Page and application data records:

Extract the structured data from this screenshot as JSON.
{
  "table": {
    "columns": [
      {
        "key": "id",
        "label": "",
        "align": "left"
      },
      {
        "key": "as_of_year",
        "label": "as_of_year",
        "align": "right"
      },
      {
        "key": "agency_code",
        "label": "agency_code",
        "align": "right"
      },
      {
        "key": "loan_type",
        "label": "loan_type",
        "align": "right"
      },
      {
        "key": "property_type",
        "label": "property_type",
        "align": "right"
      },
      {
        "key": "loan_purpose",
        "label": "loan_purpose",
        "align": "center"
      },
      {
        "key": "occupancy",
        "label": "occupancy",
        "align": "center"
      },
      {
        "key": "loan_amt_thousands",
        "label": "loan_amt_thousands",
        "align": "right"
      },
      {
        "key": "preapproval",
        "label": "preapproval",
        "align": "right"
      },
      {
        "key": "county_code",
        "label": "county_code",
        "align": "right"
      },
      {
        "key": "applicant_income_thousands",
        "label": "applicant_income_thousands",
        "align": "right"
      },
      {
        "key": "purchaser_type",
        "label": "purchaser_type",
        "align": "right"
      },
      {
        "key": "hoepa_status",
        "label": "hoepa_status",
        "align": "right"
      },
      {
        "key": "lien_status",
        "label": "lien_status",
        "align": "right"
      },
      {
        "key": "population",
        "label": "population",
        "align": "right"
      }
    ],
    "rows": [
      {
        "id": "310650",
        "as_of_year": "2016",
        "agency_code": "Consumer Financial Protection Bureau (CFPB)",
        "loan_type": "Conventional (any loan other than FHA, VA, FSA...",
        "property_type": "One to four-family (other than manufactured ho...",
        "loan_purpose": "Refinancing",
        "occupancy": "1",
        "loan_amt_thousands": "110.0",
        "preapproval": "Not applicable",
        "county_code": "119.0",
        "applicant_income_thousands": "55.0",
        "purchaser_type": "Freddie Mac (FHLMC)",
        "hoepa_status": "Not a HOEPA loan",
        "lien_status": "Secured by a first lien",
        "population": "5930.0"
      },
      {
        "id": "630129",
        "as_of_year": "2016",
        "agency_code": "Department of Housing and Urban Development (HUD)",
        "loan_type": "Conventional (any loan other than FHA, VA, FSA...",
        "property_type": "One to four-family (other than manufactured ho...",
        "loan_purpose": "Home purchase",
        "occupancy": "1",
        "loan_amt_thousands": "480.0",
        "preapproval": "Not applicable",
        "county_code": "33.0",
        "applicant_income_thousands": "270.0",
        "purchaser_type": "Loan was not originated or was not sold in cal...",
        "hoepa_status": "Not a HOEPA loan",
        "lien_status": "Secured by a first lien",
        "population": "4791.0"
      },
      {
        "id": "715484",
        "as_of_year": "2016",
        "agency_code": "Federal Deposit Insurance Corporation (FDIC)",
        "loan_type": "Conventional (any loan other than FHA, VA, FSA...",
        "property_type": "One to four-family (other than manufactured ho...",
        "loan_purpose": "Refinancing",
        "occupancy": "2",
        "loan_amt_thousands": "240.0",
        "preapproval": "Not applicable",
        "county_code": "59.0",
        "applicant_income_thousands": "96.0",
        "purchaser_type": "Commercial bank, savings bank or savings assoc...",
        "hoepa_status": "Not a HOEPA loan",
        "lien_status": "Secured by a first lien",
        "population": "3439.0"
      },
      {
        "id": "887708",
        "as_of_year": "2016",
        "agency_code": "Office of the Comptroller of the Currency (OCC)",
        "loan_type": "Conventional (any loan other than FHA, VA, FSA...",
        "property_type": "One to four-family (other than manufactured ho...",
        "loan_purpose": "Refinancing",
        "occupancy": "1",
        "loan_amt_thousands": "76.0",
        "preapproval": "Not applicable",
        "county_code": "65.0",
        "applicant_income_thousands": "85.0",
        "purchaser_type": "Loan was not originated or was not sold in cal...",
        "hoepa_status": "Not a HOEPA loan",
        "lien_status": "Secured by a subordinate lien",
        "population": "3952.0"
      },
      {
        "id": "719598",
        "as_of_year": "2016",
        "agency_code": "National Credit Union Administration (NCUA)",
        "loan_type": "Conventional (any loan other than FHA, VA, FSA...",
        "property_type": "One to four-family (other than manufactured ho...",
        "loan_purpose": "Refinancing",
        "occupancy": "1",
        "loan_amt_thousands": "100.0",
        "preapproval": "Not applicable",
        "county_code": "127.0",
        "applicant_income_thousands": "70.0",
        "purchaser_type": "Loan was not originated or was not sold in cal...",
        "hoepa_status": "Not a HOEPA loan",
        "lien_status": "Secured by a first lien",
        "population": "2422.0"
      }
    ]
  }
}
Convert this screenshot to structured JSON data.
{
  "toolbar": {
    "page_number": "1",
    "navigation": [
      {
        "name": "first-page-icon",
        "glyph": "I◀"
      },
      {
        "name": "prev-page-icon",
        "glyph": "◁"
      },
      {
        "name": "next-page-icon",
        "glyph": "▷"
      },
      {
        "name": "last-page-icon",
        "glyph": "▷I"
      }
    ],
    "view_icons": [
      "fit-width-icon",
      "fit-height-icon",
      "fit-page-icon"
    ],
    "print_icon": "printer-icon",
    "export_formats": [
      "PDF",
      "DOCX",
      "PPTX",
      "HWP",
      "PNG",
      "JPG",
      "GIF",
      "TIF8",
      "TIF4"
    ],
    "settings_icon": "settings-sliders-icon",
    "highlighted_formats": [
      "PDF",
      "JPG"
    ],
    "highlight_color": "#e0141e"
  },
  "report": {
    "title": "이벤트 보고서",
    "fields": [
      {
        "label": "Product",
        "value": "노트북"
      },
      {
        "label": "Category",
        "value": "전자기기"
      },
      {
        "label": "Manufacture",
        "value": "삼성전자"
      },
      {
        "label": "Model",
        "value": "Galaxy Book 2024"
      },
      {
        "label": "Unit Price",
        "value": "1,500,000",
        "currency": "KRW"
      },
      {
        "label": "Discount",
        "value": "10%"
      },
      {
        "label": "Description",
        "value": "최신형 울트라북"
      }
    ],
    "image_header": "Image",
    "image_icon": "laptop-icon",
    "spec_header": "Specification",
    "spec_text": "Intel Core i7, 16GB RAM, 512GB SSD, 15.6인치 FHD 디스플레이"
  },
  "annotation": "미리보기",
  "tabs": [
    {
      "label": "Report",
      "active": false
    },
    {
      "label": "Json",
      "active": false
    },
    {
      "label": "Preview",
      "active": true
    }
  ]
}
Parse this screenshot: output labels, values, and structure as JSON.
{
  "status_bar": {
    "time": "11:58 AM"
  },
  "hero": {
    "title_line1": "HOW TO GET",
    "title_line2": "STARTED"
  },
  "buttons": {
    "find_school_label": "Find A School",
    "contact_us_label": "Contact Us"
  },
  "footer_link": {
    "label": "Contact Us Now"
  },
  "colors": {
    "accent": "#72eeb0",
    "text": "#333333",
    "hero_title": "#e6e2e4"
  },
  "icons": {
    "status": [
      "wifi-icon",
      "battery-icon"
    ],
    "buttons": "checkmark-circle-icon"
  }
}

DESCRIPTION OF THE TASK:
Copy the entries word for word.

ANSWER BOX:
Extract the structured data from this screenshot as JSON.
{
  "table": {
    "columns": [
      {
        "key": "id",
        "label": "",
        "align": "left"
      },
      {
        "key": "as_of_year",
        "label": "as_of_year",
        "align": "right"
      },
      {
        "key": "agency_code",
        "label": "agency_code",
        "align": "right"
      },
      {
        "key": "loan_type",
        "label": "loan_type",
        "align": "right"
      },
      {
        "key": "property_type",
        "label": "property_type",
        "align": "right"
      },
      {
        "key": "loan_purpose",
        "label": "loan_purpose",
        "align": "center"
      },
      {
        "key": "occupancy",
        "label": "occupancy",
        "align": "center"
      },
      {
        "key": "loan_amt_thousands",
        "label": "loan_amt_thousands",
        "align": "right"
      },
      {
        "key": "preapproval",
        "label": "preapproval",
        "align": "right"
      },
      {
        "key": "county_code",
        "label": "county_code",
        "align": "right"
      },
      {
        "key": "applicant_income_thousands",
        "label": "applicant_income_thousands",
        "align": "right"
      },
      {
        "key": "purchaser_type",
        "label": "purchaser_type",
        "align": "right"
      },
      {
        "key": "hoepa_status",
        "label": "hoepa_status",
        "align": "right"
      },
      {
        "key": "lien_status",
        "label": "lien_status",
        "align": "right"
      },
      {
        "key": "population",
        "label": "population",
        "align": "right"
      }
    ],
    "rows": [
      {
        "id": "310650",
        "as_of_year": "2016",
        "agency_code": "Consumer Financial Protection Bureau (CFPB)",
        "loan_type": "Conventional (any loan other than FHA, VA, FSA...",
        "property_type": "One to four-family (other than manufactured ho...",
        "loan_purpose": "Refinancing",
        "occupancy": "1",
        "loan_amt_thousands": "110.0",
        "preapproval": "Not applicable",
        "county_code": "119.0",
        "applicant_income_thousands": "55.0",
        "purchaser_type": "Freddie Mac (FHLMC)",
        "hoepa_status": "Not a HOEPA loan",
        "lien_status": "Secured by a first lien",
        "population": "5930.0"
      },
      {
        "id": "630129",
        "as_of_year": "2016",
        "agency_code": "Department of Housing and Urban Development (HUD)",
        "loan_type": "Conventional (any loan other than FHA, VA, FSA...",
        "property_type": "One to four-family (other than manufactured ho...",
        "loan_purpose": "Home purchase",
        "occupancy": "1",
        "loan_amt_thousands": "480.0",
        "preapproval": "Not applicable",
        "county_code": "33.0",
        "applicant_income_thousands": "270.0",
        "purchaser_type": "Loan was not originated or was not sold in cal...",
        "hoepa_status": "Not a HOEPA loan",
        "lien_status": "Secured by a first lien",
        "population": "4791.0"
      },
      {
        "id": "715484",
        "as_of_year": "2016",
        "agency_code": "Federal Deposit Insurance Corporation (FDIC)",
        "loan_type": "Conventional (any loan other than FHA, VA, FSA...",
        "property_type": "One to four-family (other than manufactured ho...",
        "loan_purpose": "Refinancing",
        "occupancy": "2",
        "loan_amt_thousands": "240.0",
        "preapproval": "Not applicable",
        "county_code": "59.0",
        "applicant_income_thousands": "96.0",
        "purchaser_type": "Commercial bank, savings bank or savings assoc...",
        "hoepa_status": "Not a HOEPA loan",
        "lien_status": "Secured by a first lien",
        "population": "3439.0"
      },
      {
        "id": "887708",
        "as_of_year": "2016",
        "agency_code": "Office of the Comptroller of the Currency (OCC)",
        "loan_type": "Conventional (any loan other than FHA, VA, FSA...",
        "property_type": "One to four-family (other than manufactured ho...",
        "loan_purpose": "Refinancing",
        "occupancy": "1",
        "loan_amt_thousands": "76.0",
        "preapproval": "Not applicable",
        "county_code": "65.0",
        "applicant_income_thousands": "85.0",
        "purchaser_type": "Loan was not originated or was not sold in cal...",
        "hoepa_status": "Not a HOEPA loan",
        "lien_status": "Secured by a subordinate lien",
        "population": "3952.0"
      },
      {
        "id": "719598",
        "as_of_year": "2016",
        "agency_code": "National Credit Union Administration (NCUA)",
        "loan_type": "Conventional (any loan other than FHA, VA, FSA...",
        "property_type": "One to four-family (other than manufactured ho...",
        "loan_purpose": "Refinancing",
        "occupancy": "1",
        "loan_amt_thousands": "100.0",
        "preapproval": "Not applicable",
        "county_code": "127.0",
        "applicant_income_thousands": "70.0",
        "purchaser_type": "Loan was not originated or was not sold in cal...",
        "hoepa_status": "Not a HOEPA loan",
        "lien_status": "Secured by a first lien",
        "population": "2422.0"
      }
    ]
  }
}
Convert this screenshot to structured JSON data.
{
  "toolbar": {
    "page_number": "1",
    "navigation": [
      {
        "name": "first-page-icon",
        "glyph": "I◀"
      },
      {
        "name": "prev-page-icon",
        "glyph": "◁"
      },
      {
        "name": "next-page-icon",
        "glyph": "▷"
      },
      {
        "name": "last-page-icon",
        "glyph": "▷I"
      }
    ],
    "view_icons": [
      "fit-width-icon",
      "fit-height-icon",
      "fit-page-icon"
    ],
    "print_icon": "printer-icon",
    "export_formats": [
      "PDF",
      "DOCX",
      "PPTX",
      "HWP",
      "PNG",
      "JPG",
      "GIF",
      "TIF8",
      "TIF4"
    ],
    "settings_icon": "settings-sliders-icon",
    "highlighted_formats": [
      "PDF",
      "JPG"
    ],
    "highlight_color": "#e0141e"
  },
  "report": {
    "title": "이벤트 보고서",
    "fields": [
      {
        "label": "Product",
        "value": "노트북"
      },
      {
        "label": "Category",
        "value": "전자기기"
      },
      {
        "label": "Manufacture",
        "value": "삼성전자"
      },
      {
        "label": "Model",
        "value": "Galaxy Book 2024"
      },
      {
        "label": "Unit Price",
        "value": "1,500,000",
        "currency": "KRW"
      },
      {
        "label": "Discount",
        "value": "10%"
      },
      {
        "label": "Description",
        "value": "최신형 울트라북"
      }
    ],
    "image_header": "Image",
    "image_icon": "laptop-icon",
    "spec_header": "Specification",
    "spec_text": "Intel Core i7, 16GB RAM, 512GB SSD, 15.6인치 FHD 디스플레이"
  },
  "annotation": "미리보기",
  "tabs": [
    {
      "label": "Report",
      "active": false
    },
    {
      "label": "Json",
      "active": false
    },
    {
      "label": "Preview",
      "active": true
    }
  ]
}
Parse this screenshot: output labels, values, and structure as JSON.
{
  "status_bar": {
    "time": "11:58 AM"
  },
  "hero": {
    "title_line1": "HOW TO GET",
    "title_line2": "STARTED"
  },
  "buttons": {
    "find_school_label": "Find A School",
    "contact_us_label": "Contact Us"
  },
  "footer_link": {
    "label": "Contact Us Now"
  },
  "colors": {
    "accent": "#72eeb0",
    "text": "#333333",
    "hero_title": "#e6e2e4"
  },
  "icons": {
    "status": [
      "wifi-icon",
      "battery-icon"
    ],
    "buttons": "checkmark-circle-icon"
  }
}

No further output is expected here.